On 22 September (8-days before the ‘call’ ends), the Faculty of Advocates submitted its Responses to the substance and practical effect of the Bill, which we present below.[i]

Question 1: How with the Bill lead to improved working conditions and health and safety practices in workplaces?

With regards to the 1st question, the Faculty stated that improved working conditions and health and safety practices were already being incentivised by awards of damages for personal injury and criminal sanctions for breaches of statutory duty, under the Health and Safety at Work Act 1974. As a result, it had ‘no reason to believe that the Bill will have any additional incentivising effect’.

Question 2: How will the Bill help prevent industrial diseases in the future?

On the 2nd question, it was the Faculty’s view that, since the availability of civil and criminal proceedings is intended (at least in part) to prevent employees from developing or contracting industrial diseases, it could not necessarily be expected that the Bill would lead to more effective pursuance of this objective.

Question 3(i): What impact will the Bill have on individuals?

Having assumed that this question was targeting ‘employees’, the Faculty considered that it had already covered the Bill’s impact in the 1st and 2nd questions , namely that there would foreseeably be no additional benefit beyond what may be achieved through civil litigation or criminal prosecution.

Question 3(ii): What impact will the Bill have on NHS boards?

Though not in a position to quantify the exact impact of the Bill on the NHS (predominantly money-related), the Faculty accepts that it would relieve some of the pressures that the health service take on when it takes care of victims with a range of industrial diseases.

Question 3(iii): What impact will the Bill have on workplaces?

As an extension of question 3(i), the Faculty’s answer to this question was simply its response to question 3(i).

Question 3(iv): What impact will the Bill have on the insurance industry?

Questions 3(ii) and 3(iv) represent a tug of war and as the obvious loser of this game (initiated by the new legislation), the Faculty acknowledged that the financial burden on insurance companies would rise in direct correlation with the NHS’ burden falling.
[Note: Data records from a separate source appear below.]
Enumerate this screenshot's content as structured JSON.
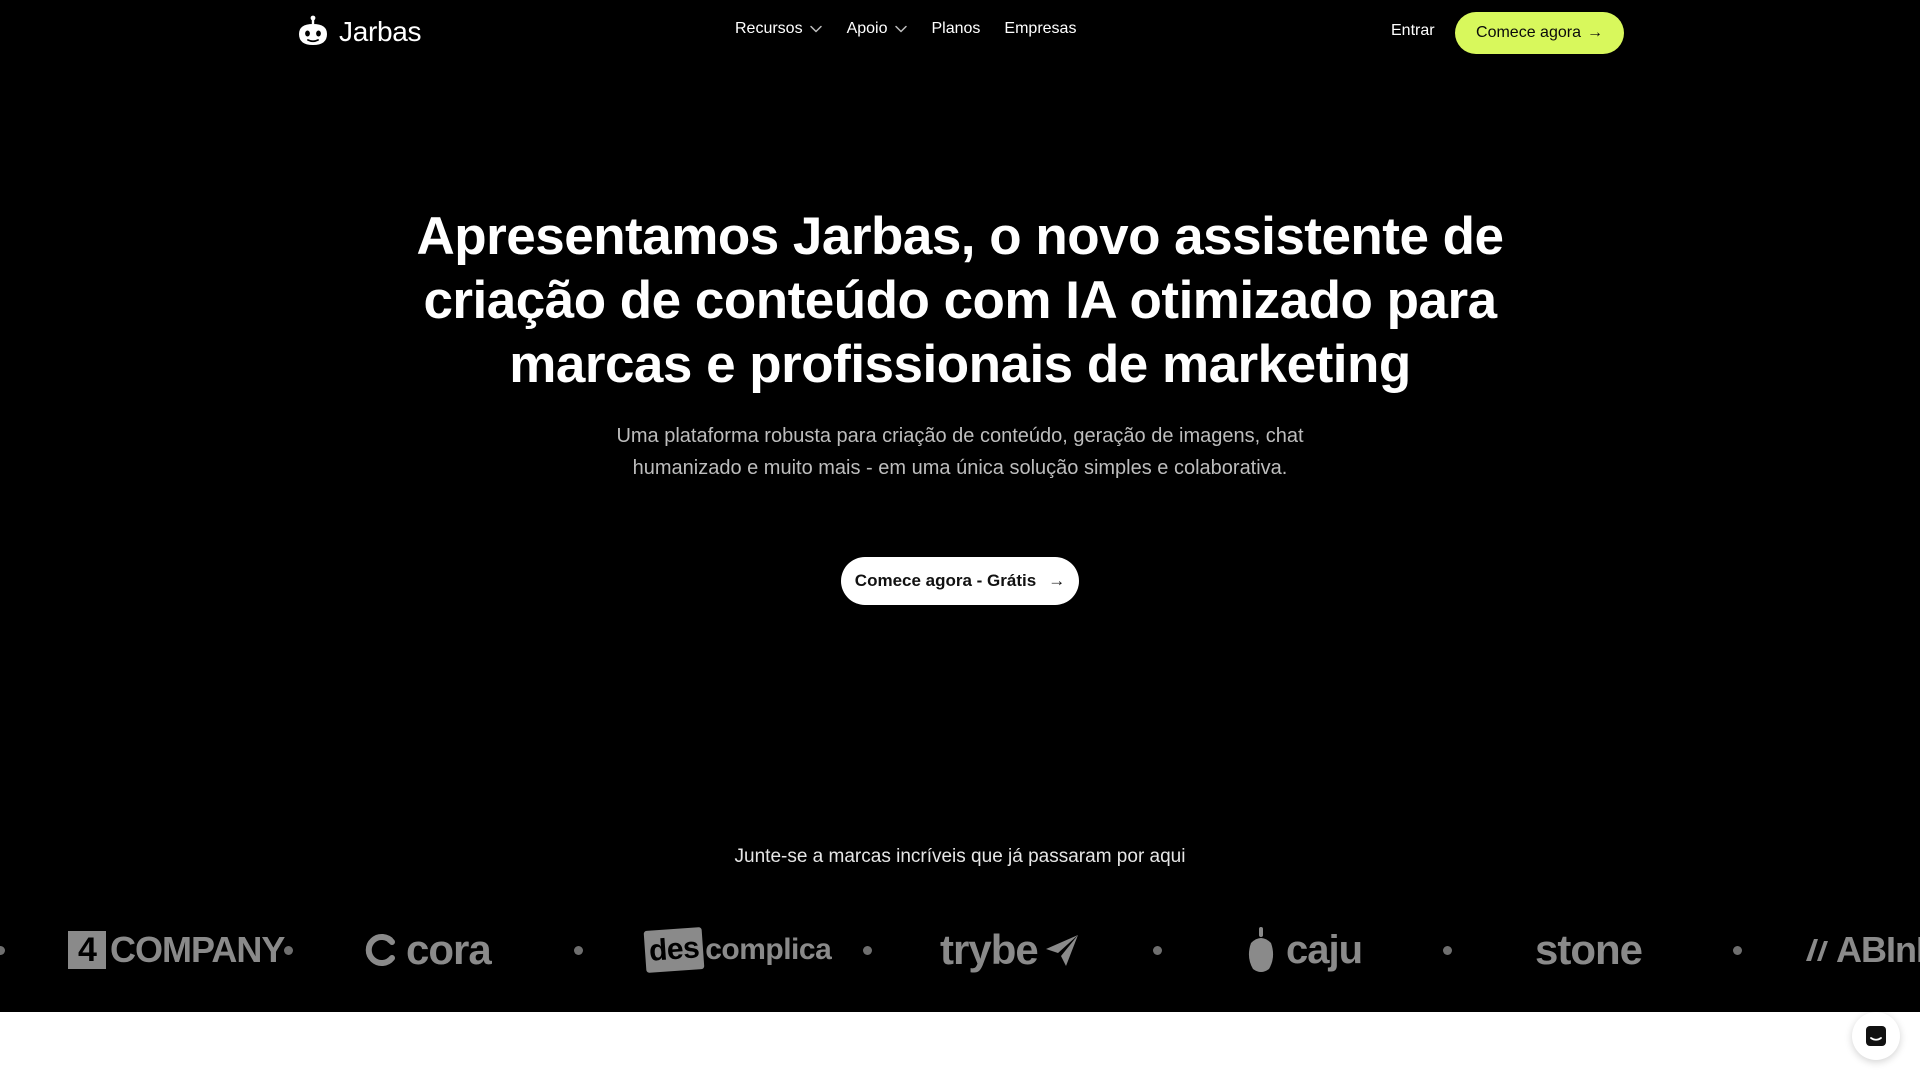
{
  "header": {
    "logo_text": "Jarbas",
    "nav": [
      {
        "label": "Recursos",
        "has_dropdown": true
      },
      {
        "label": "Apoio",
        "has_dropdown": true
      },
      {
        "label": "Planos",
        "has_dropdown": false
      },
      {
        "label": "Empresas",
        "has_dropdown": false
      }
    ],
    "login_label": "Entrar",
    "cta_label": "Comece agora",
    "cta_arrow": "→"
  },
  "hero": {
    "title": "Apresentamos Jarbas, o novo assistente de criação de conteúdo com IA otimizado para marcas e profissionais de marketing",
    "subtitle": "Uma plataforma robusta para criação de conteúdo, geração de imagens, chat humanizado e muito mais - em uma única solução simples e colaborativa.",
    "cta_label": "Comece agora - Grátis",
    "cta_arrow": "→"
  },
  "brands": {
    "caption": "Junte-se a marcas incríveis que já passaram por aqui",
    "logos": {
      "company_4_digit": "4",
      "company_4_text": "COMPANY",
      "cora": "cora",
      "descomplica_a": "des",
      "descomplica_b": "complica",
      "trybe": "trybe",
      "caju": "caju",
      "stone": "stone",
      "abinbev": "ABInB"
    }
  },
  "colors": {
    "background": "#000000",
    "accent": "#d8f85c",
    "logo_gray": "#8a8a8a"
  },
  "icons": {
    "logo": "robot-icon",
    "dropdown": "chevron-down-icon",
    "chat": "chat-bubble-icon"
  }
}
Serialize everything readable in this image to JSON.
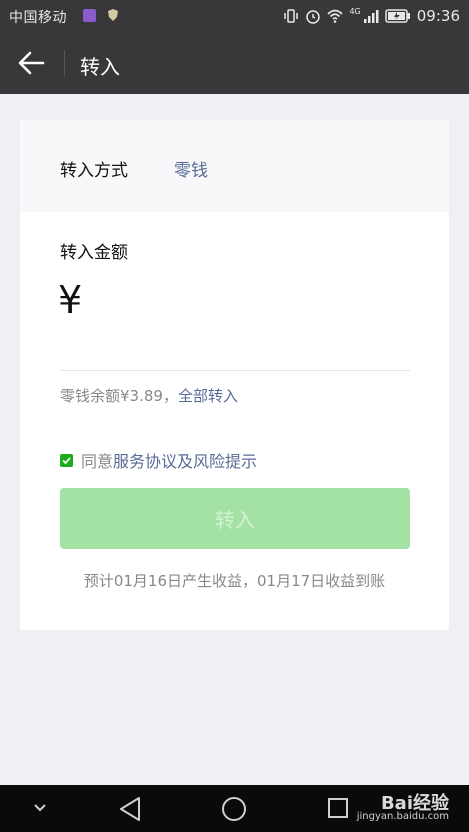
{
  "status_bar": {
    "carrier": "中国移动",
    "network": "4G",
    "time": "09:36",
    "icons": [
      "app-icon",
      "vibrate-icon",
      "alarm-icon",
      "wifi-icon",
      "signal-icon",
      "battery-icon"
    ]
  },
  "nav": {
    "title": "转入",
    "back_icon": "arrow-left-icon"
  },
  "form": {
    "method_label": "转入方式",
    "method_value": "零钱",
    "amount_label": "转入金额",
    "currency_symbol": "¥",
    "amount_value": "",
    "balance_text": "零钱余额¥3.89，",
    "transfer_all": "全部转入",
    "agree_prefix": "同意",
    "agree_link": "服务协议及风险提示",
    "agree_checked": true,
    "submit_label": "转入",
    "estimate_text": "预计01月16日产生收益，01月17日收益到账"
  },
  "colors": {
    "accent_link": "#576b95",
    "check_green": "#1aad19",
    "button_disabled": "#a3e1a5",
    "header_bg": "#38383a"
  },
  "watermark": {
    "brand": "Bai经验",
    "site": "jingyan.baidu.com"
  }
}
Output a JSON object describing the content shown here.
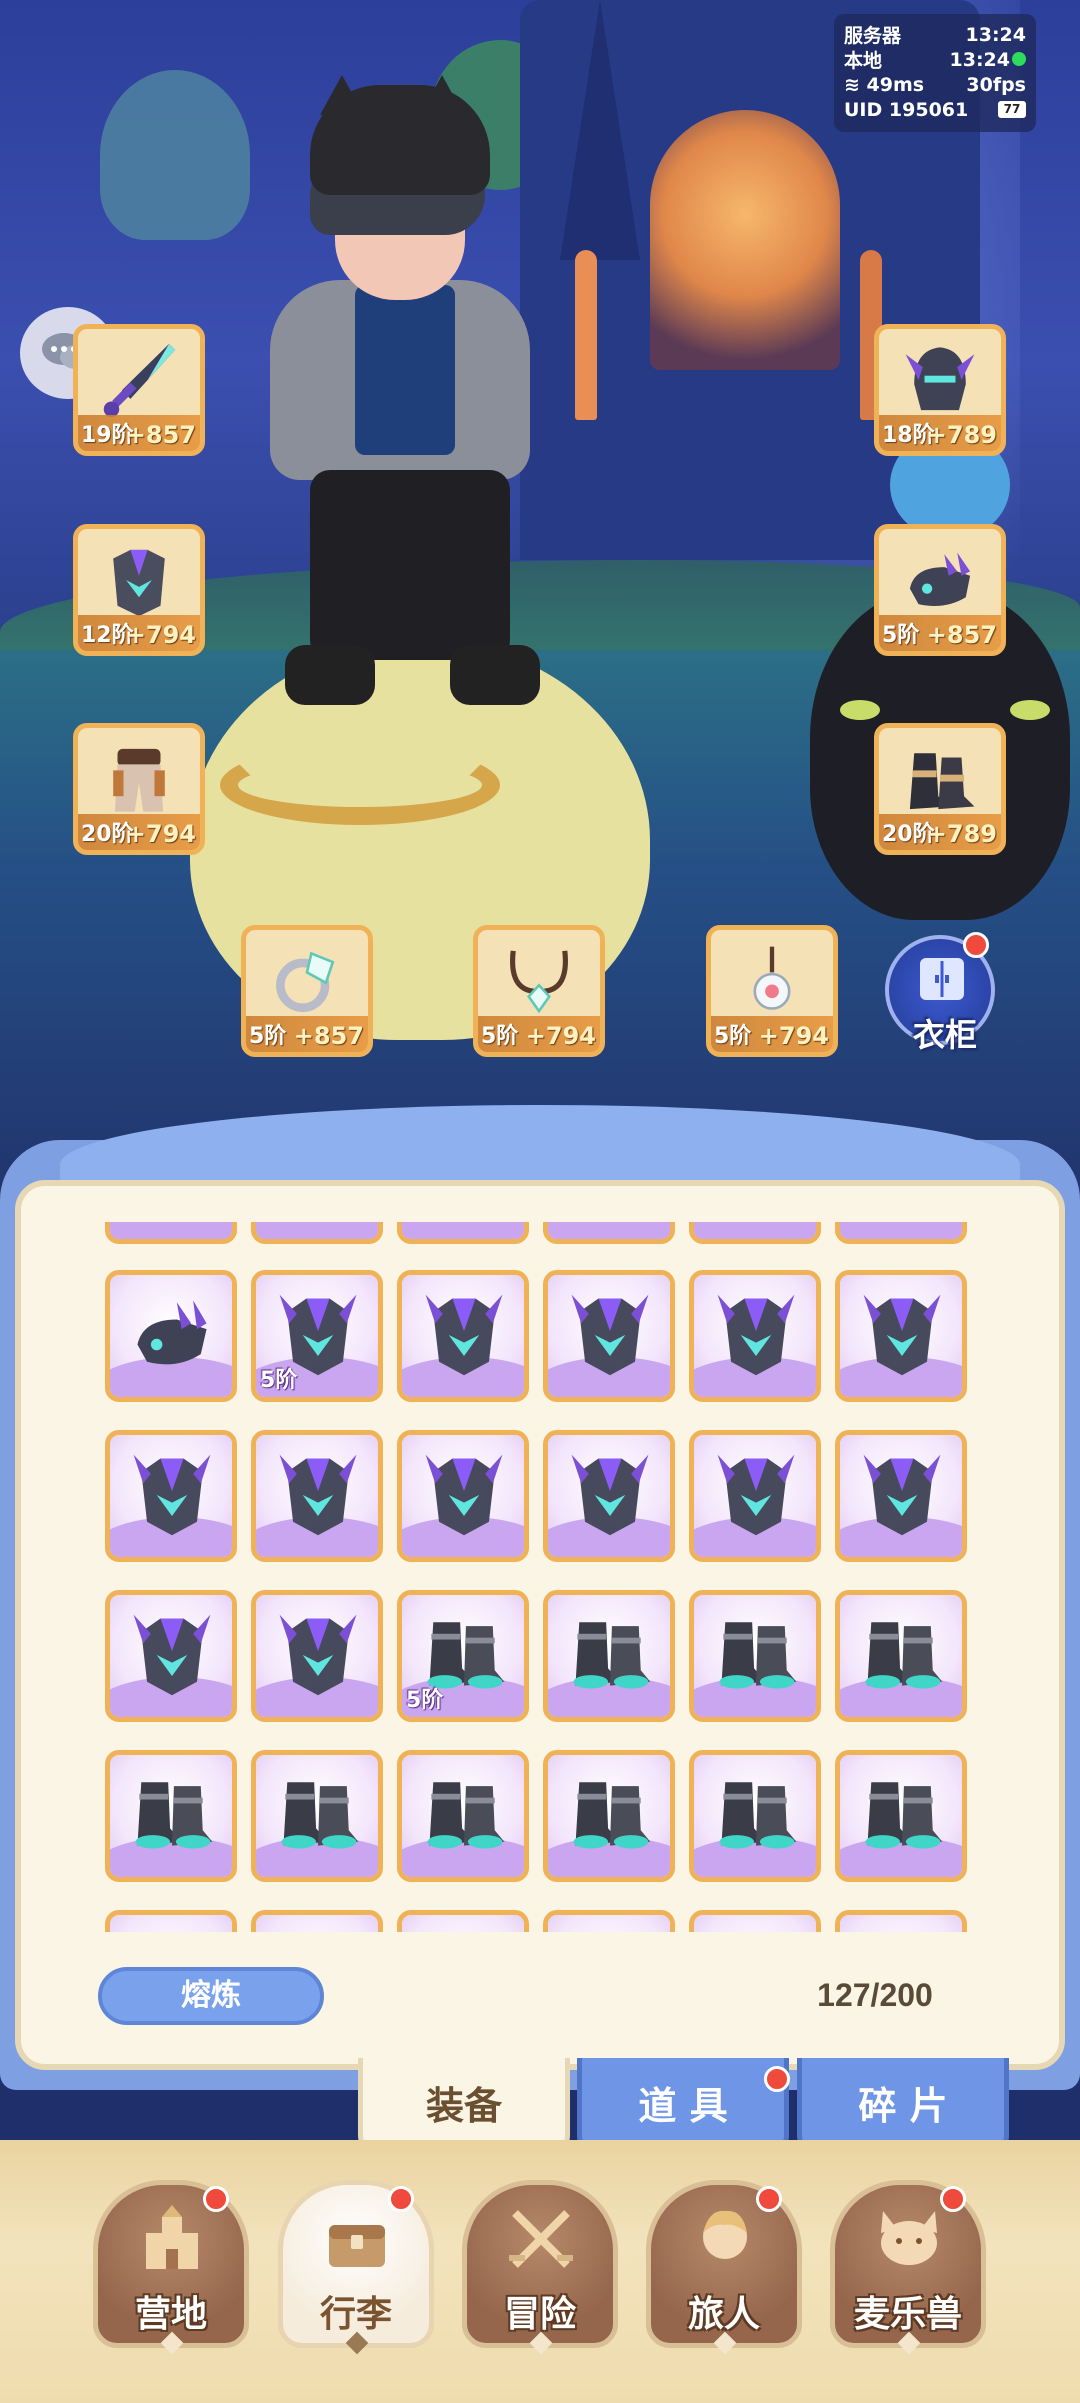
{
  "status": {
    "server_label": "服务器",
    "server_time": "13:24",
    "local_label": "本地",
    "local_time": "13:24",
    "ping": "49ms",
    "fps": "30fps",
    "uid_label": "UID",
    "uid": "195061",
    "battery": "77"
  },
  "equipment": {
    "left": [
      {
        "name": "weapon",
        "tier": "19阶",
        "power": "+857",
        "icon": "sword-icon"
      },
      {
        "name": "chest",
        "tier": "12阶",
        "power": "+794",
        "icon": "armor-icon"
      },
      {
        "name": "legs",
        "tier": "20阶",
        "power": "+794",
        "icon": "pants-icon"
      }
    ],
    "right": [
      {
        "name": "helmet",
        "tier": "18阶",
        "power": "+789",
        "icon": "helmet-icon"
      },
      {
        "name": "gloves",
        "tier": "5阶",
        "power": "+857",
        "icon": "gauntlet-icon"
      },
      {
        "name": "boots",
        "tier": "20阶",
        "power": "+789",
        "icon": "boots-icon"
      }
    ],
    "accessories": [
      {
        "name": "ring",
        "tier": "5阶",
        "power": "+857",
        "icon": "ring-icon"
      },
      {
        "name": "necklace",
        "tier": "5阶",
        "power": "+794",
        "icon": "necklace-icon"
      },
      {
        "name": "amulet",
        "tier": "5阶",
        "power": "+794",
        "icon": "amulet-icon"
      }
    ],
    "wardrobe_label": "衣柜"
  },
  "inventory": {
    "rows": [
      [
        {
          "icon": "gauntlet-icon",
          "tier": ""
        },
        {
          "icon": "armor-icon",
          "tier": "5阶"
        },
        {
          "icon": "armor-icon",
          "tier": ""
        },
        {
          "icon": "armor-icon",
          "tier": ""
        },
        {
          "icon": "armor-icon",
          "tier": ""
        },
        {
          "icon": "armor-icon",
          "tier": ""
        }
      ],
      [
        {
          "icon": "armor-icon",
          "tier": ""
        },
        {
          "icon": "armor-icon",
          "tier": ""
        },
        {
          "icon": "armor-icon",
          "tier": ""
        },
        {
          "icon": "armor-icon",
          "tier": ""
        },
        {
          "icon": "armor-icon",
          "tier": ""
        },
        {
          "icon": "armor-icon",
          "tier": ""
        }
      ],
      [
        {
          "icon": "armor-icon",
          "tier": ""
        },
        {
          "icon": "armor-icon",
          "tier": ""
        },
        {
          "icon": "boots-icon",
          "tier": "5阶"
        },
        {
          "icon": "boots-icon",
          "tier": ""
        },
        {
          "icon": "boots-icon",
          "tier": ""
        },
        {
          "icon": "boots-icon",
          "tier": ""
        }
      ],
      [
        {
          "icon": "boots-icon",
          "tier": ""
        },
        {
          "icon": "boots-icon",
          "tier": ""
        },
        {
          "icon": "boots-icon",
          "tier": ""
        },
        {
          "icon": "boots-icon",
          "tier": ""
        },
        {
          "icon": "boots-icon",
          "tier": ""
        },
        {
          "icon": "boots-icon",
          "tier": ""
        }
      ]
    ],
    "smelt_label": "熔炼",
    "capacity": "127/200"
  },
  "tabs": [
    {
      "label": "装备",
      "active": true
    },
    {
      "label": "道 具",
      "active": false
    },
    {
      "label": "碎 片",
      "active": false
    }
  ],
  "nav": [
    {
      "label": "营地",
      "icon": "castle-icon",
      "active": false
    },
    {
      "label": "行李",
      "icon": "chest-icon",
      "active": true
    },
    {
      "label": "冒险",
      "icon": "crossed-swords-icon",
      "active": false
    },
    {
      "label": "旅人",
      "icon": "traveler-icon",
      "active": false
    },
    {
      "label": "麦乐兽",
      "icon": "cat-icon",
      "active": false
    }
  ],
  "colors": {
    "slot_border": "#f0b256",
    "panel_blue": "#7f9fe3",
    "notice_red": "#ef4a3c"
  }
}
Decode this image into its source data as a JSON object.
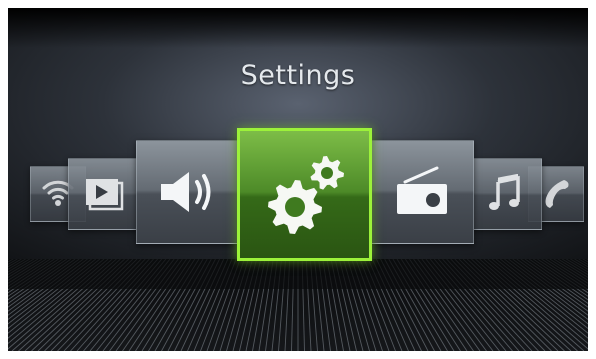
{
  "screen": {
    "title": "Settings"
  },
  "menu": {
    "items": [
      {
        "id": "connectivity",
        "icon": "wifi-icon"
      },
      {
        "id": "media",
        "icon": "media-player-icon"
      },
      {
        "id": "sound",
        "icon": "speaker-icon"
      },
      {
        "id": "settings",
        "icon": "gears-icon",
        "selected": true
      },
      {
        "id": "radio",
        "icon": "radio-icon"
      },
      {
        "id": "music",
        "icon": "music-note-icon"
      },
      {
        "id": "phone",
        "icon": "phone-icon"
      }
    ]
  },
  "colors": {
    "selected_border": "#9cf23a",
    "selected_fill": "#4d8a28",
    "tile_fill": "#646b73",
    "title_text": "#e4e8ec"
  }
}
The extent to which the fiscal burden of each party would shift is, however, an unknown quantity in the absence of a full impact assessment.

 

[i] ‘Faculty of Advocates warns industrial disease bill “unlikely to improve safety”’ (23 September 2020 Scottish Legal News) <https://www.scottishlegal.com/article/faculty-of-advocates-warns-industrial-disease-bill-unlikely-to-improve-safety> accessed 28 September 2020.